### TASK PROMPT
If a line below contains the string "true", copy it out.

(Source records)
+-------+

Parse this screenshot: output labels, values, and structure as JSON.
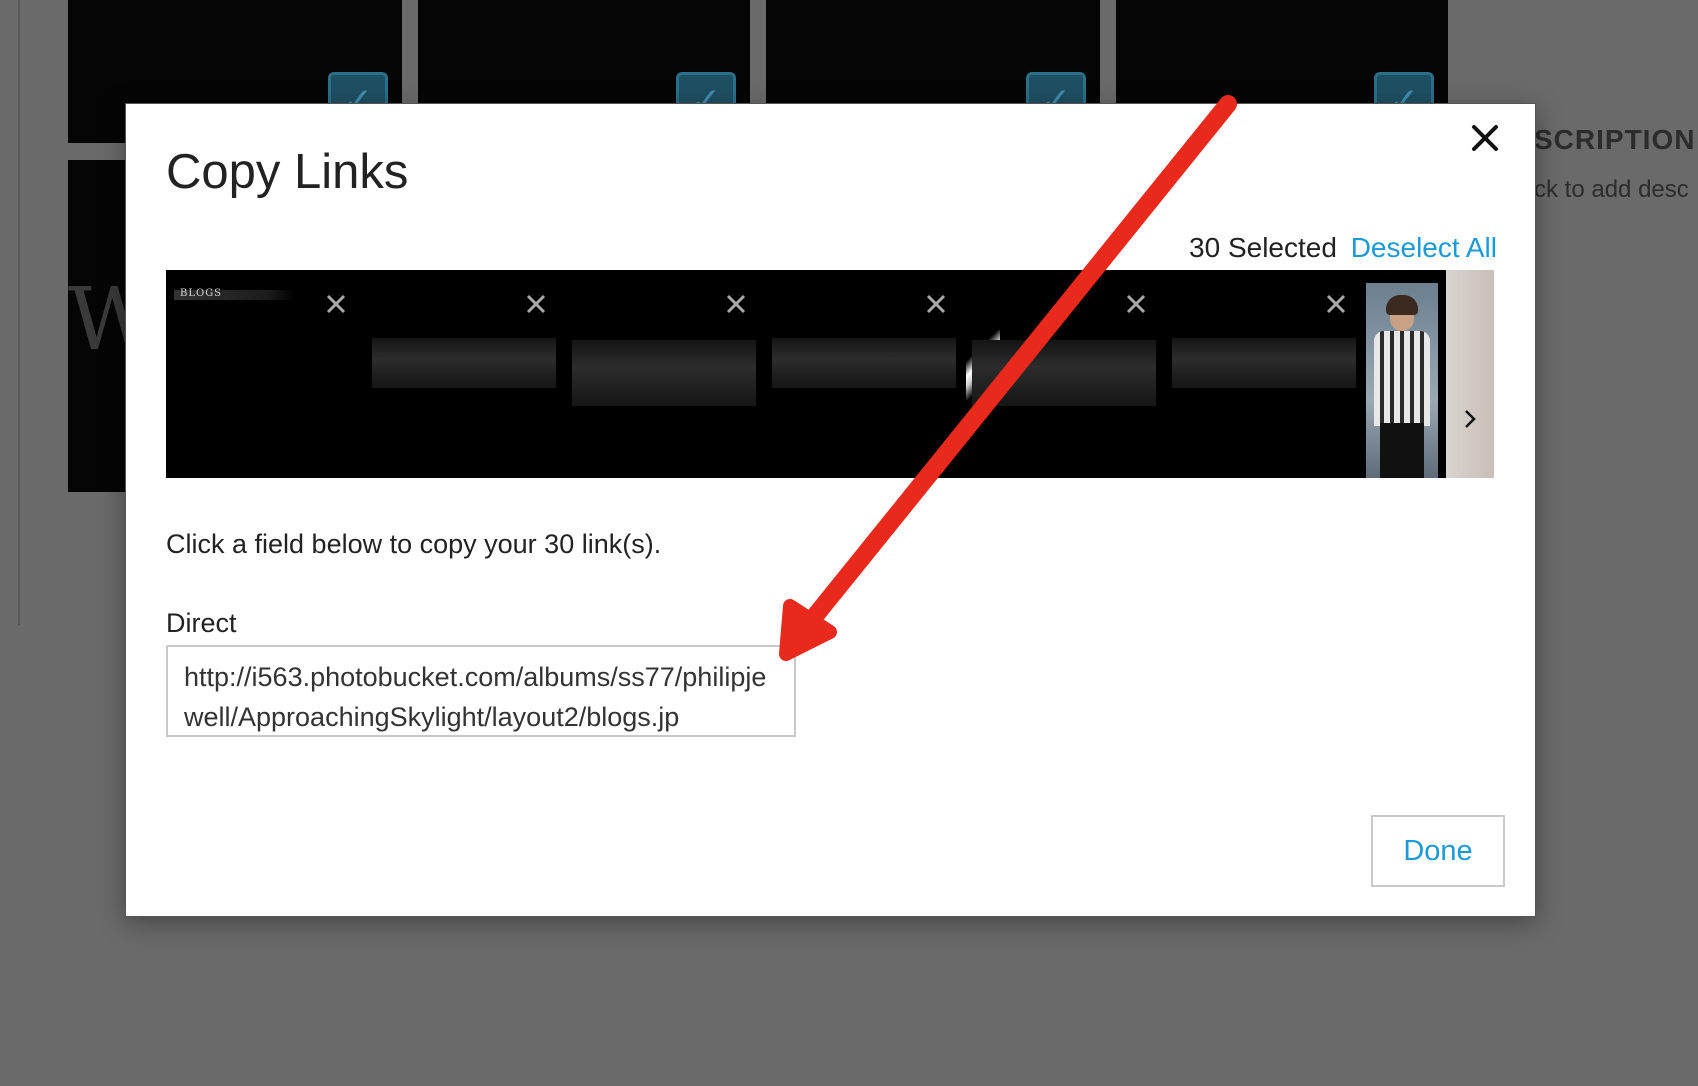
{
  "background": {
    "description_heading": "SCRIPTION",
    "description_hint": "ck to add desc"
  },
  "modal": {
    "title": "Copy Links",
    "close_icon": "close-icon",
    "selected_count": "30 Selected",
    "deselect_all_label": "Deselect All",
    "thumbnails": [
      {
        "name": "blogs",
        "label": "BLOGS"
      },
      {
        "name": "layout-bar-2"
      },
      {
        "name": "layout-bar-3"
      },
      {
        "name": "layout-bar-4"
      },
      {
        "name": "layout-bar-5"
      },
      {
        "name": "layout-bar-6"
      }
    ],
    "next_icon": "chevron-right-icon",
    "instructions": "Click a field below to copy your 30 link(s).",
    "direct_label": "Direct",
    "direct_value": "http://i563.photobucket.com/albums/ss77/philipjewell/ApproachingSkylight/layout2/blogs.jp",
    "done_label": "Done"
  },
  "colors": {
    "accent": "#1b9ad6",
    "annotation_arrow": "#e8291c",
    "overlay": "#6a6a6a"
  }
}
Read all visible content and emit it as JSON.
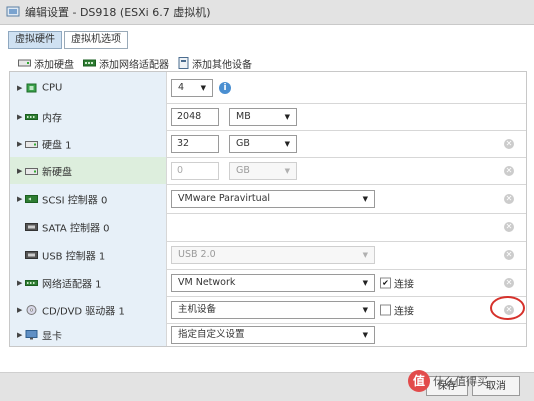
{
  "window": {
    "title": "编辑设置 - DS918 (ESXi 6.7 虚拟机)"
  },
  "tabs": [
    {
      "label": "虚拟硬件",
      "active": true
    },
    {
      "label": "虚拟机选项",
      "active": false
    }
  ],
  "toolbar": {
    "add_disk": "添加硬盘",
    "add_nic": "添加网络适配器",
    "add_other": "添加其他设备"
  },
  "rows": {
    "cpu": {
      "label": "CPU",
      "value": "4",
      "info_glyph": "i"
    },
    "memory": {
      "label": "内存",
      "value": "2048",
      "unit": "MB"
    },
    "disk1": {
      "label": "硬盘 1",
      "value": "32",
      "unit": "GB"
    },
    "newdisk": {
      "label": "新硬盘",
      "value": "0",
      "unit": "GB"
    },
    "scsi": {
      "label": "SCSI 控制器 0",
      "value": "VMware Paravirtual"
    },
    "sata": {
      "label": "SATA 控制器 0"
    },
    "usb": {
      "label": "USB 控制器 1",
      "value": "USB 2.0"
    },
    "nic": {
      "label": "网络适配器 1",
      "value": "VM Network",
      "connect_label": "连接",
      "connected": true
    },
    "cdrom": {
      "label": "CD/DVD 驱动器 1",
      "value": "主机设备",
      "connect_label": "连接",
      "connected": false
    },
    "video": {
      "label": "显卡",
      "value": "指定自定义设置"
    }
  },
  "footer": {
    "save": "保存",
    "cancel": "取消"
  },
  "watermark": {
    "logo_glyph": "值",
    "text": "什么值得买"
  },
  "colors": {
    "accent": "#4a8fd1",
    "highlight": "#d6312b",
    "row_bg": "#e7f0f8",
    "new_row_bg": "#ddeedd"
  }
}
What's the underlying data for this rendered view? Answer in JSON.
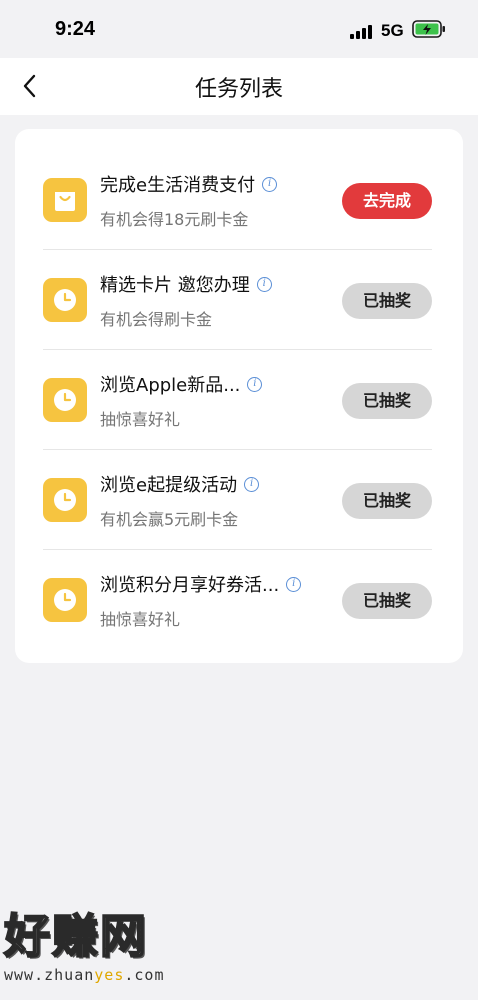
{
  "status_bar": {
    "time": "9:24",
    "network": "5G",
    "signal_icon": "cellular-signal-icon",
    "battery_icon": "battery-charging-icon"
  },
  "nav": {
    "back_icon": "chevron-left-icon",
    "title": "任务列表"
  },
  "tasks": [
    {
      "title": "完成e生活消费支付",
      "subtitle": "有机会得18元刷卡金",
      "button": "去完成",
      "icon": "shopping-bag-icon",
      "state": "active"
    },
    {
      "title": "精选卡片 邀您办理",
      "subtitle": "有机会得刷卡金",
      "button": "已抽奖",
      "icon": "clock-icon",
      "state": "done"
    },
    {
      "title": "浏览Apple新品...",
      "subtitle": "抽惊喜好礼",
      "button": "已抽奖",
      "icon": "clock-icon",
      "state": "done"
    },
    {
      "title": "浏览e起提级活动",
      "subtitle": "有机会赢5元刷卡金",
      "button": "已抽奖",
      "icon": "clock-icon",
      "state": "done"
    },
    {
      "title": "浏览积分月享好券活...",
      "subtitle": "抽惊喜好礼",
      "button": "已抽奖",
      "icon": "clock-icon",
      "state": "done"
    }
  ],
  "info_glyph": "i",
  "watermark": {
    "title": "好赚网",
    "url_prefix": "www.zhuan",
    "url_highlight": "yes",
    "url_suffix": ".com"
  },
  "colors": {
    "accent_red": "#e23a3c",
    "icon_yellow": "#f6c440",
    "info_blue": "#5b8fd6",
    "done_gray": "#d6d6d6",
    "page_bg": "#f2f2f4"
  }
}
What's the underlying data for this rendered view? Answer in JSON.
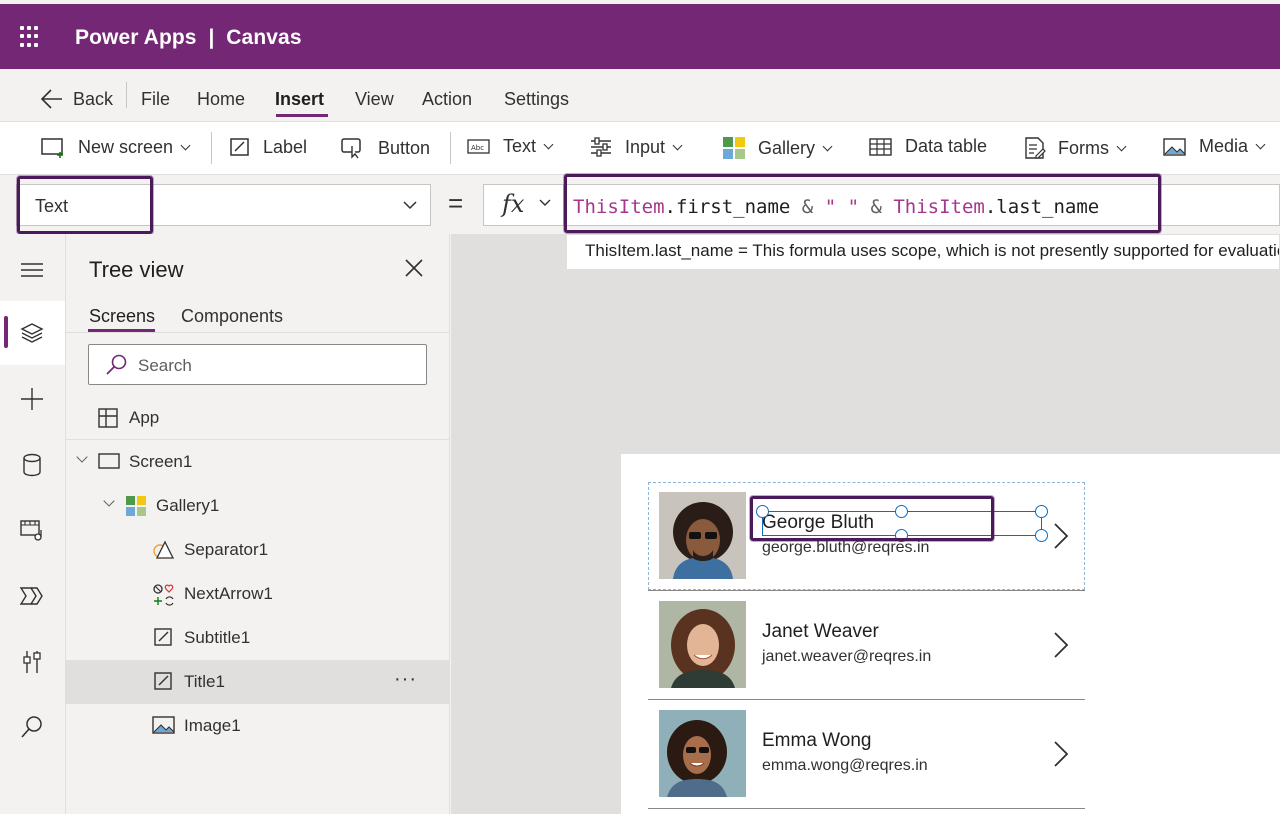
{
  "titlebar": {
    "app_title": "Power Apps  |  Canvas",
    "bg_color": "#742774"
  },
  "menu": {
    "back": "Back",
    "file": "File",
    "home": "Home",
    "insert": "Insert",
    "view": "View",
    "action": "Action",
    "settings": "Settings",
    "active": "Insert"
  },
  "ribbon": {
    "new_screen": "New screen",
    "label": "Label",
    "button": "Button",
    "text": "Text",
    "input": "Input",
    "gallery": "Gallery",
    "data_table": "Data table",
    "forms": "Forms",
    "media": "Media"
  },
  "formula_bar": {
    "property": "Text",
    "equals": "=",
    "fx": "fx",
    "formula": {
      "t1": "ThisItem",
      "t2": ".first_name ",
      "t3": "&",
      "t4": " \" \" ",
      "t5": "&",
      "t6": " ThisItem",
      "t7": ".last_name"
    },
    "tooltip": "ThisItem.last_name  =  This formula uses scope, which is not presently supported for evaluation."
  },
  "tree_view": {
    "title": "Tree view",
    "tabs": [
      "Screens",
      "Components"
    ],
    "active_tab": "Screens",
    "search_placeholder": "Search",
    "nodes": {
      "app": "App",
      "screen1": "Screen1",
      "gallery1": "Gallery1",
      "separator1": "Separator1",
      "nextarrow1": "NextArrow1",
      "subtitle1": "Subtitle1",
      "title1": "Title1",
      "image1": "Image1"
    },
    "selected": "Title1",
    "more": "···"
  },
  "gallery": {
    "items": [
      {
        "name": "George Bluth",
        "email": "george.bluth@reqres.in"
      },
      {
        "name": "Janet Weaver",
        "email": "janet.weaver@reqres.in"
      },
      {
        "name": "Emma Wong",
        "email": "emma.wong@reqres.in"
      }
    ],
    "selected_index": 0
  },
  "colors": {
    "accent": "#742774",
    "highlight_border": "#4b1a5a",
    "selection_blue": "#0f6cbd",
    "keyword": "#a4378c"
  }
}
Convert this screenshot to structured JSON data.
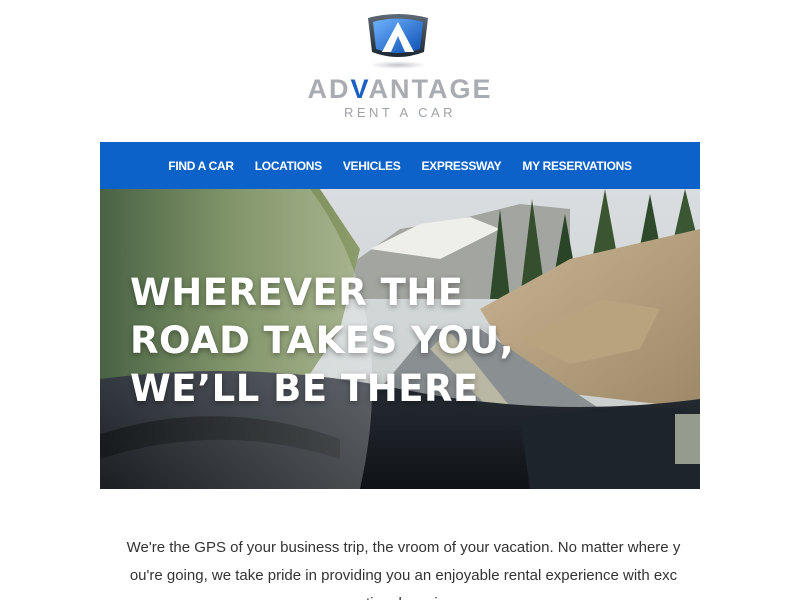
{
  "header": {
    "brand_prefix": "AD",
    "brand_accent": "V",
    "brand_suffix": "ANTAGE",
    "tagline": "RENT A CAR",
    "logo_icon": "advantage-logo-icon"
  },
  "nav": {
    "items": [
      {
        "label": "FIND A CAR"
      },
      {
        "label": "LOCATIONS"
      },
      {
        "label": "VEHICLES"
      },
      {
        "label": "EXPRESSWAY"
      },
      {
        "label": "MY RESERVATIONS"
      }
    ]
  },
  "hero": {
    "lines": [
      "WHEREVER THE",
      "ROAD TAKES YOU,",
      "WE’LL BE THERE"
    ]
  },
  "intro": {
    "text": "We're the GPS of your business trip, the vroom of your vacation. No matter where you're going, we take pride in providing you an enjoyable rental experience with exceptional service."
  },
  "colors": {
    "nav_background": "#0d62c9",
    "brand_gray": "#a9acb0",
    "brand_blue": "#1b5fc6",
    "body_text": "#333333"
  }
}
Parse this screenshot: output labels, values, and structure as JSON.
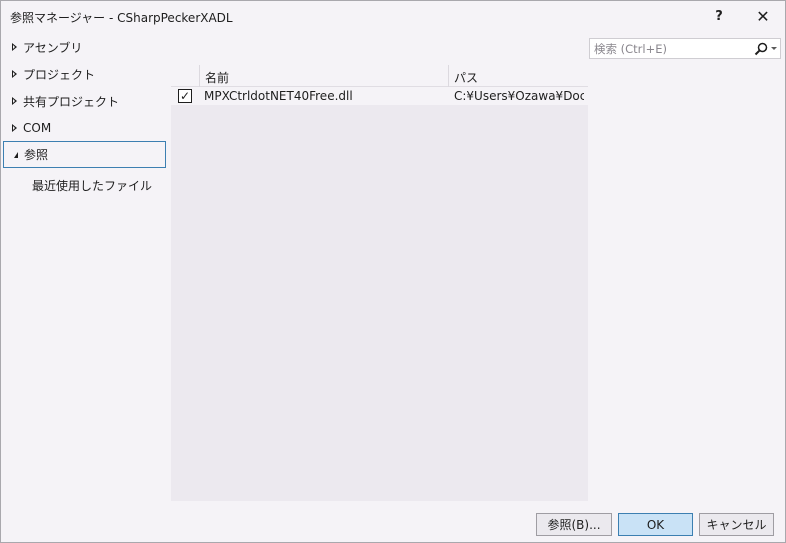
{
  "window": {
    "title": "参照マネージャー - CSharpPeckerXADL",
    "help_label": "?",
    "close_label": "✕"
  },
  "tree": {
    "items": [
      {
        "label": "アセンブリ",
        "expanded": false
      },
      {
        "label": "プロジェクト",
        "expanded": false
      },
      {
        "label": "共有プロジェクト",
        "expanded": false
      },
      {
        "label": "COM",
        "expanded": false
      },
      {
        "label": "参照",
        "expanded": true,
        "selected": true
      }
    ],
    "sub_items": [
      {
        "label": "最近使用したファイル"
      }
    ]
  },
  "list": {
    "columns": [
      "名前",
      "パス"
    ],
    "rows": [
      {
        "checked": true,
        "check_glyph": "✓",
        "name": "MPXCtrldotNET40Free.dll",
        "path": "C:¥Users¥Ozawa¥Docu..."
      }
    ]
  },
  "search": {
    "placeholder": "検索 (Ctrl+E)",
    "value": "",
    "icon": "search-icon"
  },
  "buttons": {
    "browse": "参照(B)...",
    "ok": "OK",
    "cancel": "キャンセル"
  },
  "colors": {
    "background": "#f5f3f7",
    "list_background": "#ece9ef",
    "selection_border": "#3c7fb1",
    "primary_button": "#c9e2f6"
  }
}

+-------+

### RESPONSE FOR THIS EXERCISE
      "active": true
      "connected": true
        "expanded": true,
        "selected": true
        "checked": true,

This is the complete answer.